Saturday, June 19, 2021

On Juneteenth, A Post From the Past

Just two days ago, President Joe Biden signed the Juneteenth National Independence Day Act. The title suggests that we can all feel more free because of Juneteenth. Though it primarily commemorates the emancipation of enslaved African Americans, it's also been described as serving "as a moment to honor and celebrate black excellence." I can relate to that, as a jazz musician, having spent long and pleasurable hours listening to and transcribing the solos of many of the greats: Lester Young, Charlie Parker, John Coltrane, Don Byas, Dexter Gordon, Wardell Gray, Sonny Rollins. 

Now, immersed in the history and the restorational logistics of Veblen House, what connection can be found between African American excellence and the Veblens, whose ancestry is Norwegian and English? 

The question sends us back to the archives for a 2017 post entitled "Math Writ Large in Hidden Figures." It's a story of surprising connections that begins like this: 

"A friend likes to say that "all roads lead to Veblen House". On a hunch, I traced the mathematical road leading back from Katherine G. Johnson, one of three extraordinary black women mathematicians in the movie Hidden Figures, and sure enough, it led back in multiple ways to Oswald Veblen."

The rest of the story is at this link. 

Friday, June 11, 2021

What Einstein, Veblen, and Cicadas Have in Common

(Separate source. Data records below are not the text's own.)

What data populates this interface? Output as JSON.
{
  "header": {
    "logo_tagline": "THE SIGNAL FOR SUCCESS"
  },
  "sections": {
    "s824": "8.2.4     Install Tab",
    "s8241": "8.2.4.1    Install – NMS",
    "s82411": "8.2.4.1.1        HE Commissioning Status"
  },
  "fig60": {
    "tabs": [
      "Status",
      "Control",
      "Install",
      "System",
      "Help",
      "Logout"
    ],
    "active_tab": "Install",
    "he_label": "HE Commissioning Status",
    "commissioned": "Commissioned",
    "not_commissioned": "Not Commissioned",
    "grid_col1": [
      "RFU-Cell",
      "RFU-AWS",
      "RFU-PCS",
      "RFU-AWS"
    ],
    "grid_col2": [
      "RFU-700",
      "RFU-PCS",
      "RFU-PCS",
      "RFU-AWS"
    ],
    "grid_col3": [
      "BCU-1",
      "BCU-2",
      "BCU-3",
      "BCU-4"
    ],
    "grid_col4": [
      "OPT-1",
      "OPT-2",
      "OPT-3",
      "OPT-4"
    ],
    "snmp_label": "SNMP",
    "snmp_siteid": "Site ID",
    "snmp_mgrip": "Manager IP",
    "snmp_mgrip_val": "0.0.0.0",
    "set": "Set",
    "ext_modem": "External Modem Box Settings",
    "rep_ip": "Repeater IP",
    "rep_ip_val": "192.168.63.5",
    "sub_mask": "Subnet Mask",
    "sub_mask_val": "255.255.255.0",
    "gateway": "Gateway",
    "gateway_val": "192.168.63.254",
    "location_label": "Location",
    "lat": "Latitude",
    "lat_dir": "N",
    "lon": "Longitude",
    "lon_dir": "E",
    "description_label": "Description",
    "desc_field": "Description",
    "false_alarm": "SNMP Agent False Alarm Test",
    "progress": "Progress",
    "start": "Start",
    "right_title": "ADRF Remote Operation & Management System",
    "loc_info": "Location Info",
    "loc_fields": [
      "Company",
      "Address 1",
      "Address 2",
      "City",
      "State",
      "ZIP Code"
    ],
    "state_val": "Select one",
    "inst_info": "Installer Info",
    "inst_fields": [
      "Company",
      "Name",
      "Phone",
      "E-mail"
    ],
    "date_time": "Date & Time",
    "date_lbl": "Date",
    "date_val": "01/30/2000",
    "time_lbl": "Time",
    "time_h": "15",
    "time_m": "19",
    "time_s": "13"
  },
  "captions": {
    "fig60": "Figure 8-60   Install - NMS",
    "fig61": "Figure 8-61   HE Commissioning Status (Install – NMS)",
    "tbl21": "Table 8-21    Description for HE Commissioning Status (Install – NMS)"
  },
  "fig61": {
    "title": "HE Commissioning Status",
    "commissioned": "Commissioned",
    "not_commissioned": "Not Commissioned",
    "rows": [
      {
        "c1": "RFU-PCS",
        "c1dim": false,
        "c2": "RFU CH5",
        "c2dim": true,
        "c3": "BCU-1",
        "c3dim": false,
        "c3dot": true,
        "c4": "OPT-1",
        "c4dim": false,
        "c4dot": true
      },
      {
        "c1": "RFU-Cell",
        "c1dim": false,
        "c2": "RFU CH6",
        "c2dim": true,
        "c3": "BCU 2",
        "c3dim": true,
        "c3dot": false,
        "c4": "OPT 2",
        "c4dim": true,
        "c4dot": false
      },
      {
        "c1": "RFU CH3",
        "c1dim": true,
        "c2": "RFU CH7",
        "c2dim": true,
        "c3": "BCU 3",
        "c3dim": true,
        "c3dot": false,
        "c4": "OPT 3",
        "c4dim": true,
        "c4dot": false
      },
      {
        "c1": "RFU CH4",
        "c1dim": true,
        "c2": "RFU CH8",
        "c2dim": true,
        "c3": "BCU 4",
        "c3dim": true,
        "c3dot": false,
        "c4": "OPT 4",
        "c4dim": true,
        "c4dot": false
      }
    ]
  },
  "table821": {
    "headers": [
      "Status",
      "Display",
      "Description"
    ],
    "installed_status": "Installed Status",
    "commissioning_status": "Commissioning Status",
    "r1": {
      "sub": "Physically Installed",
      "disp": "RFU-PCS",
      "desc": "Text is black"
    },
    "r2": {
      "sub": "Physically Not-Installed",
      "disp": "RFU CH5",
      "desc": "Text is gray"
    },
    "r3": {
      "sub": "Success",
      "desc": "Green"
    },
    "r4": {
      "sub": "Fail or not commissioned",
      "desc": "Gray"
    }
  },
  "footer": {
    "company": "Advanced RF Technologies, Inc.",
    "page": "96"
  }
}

In this collage of Princeton Alumni magazines, Oswald Veblen finds himself framed by two miraculous companions: Albert Einstein and the Miracicada that currently has Princeton all abuzz. What do they have in common other than being miraculous? They have both spent time at Herrontown Woods. Veblen and Einstein were the first two professors at the Institute for Advanced Study, and remained good friends. The Miracicadas were singing in 1936 when Veblen bought what we now call the Veblen Cottage--an 1875 farmstead that became Veblen's study, often visited by Einstein and other friends. That purchase, which later became the core of Herrontown Woods, can be considered a starting point for the Princeton open space movement. By that measure, the movement to preserve open space reached five cicada generations old this year. Though the cicadas only come out of the ground once every 17 years, Veblen may have considered them friends as well, and as a mathematician surely took an interest in the primeness of their periodicity.

Update: In a letter to the Princeton Alumni Magazine about this, I noted that the author of the PAW's article on cicadas, Elyse Graham, was also the author of the PAW's past articles about Veblen, Adventures in Fine Hall and The Power of Small Numbers.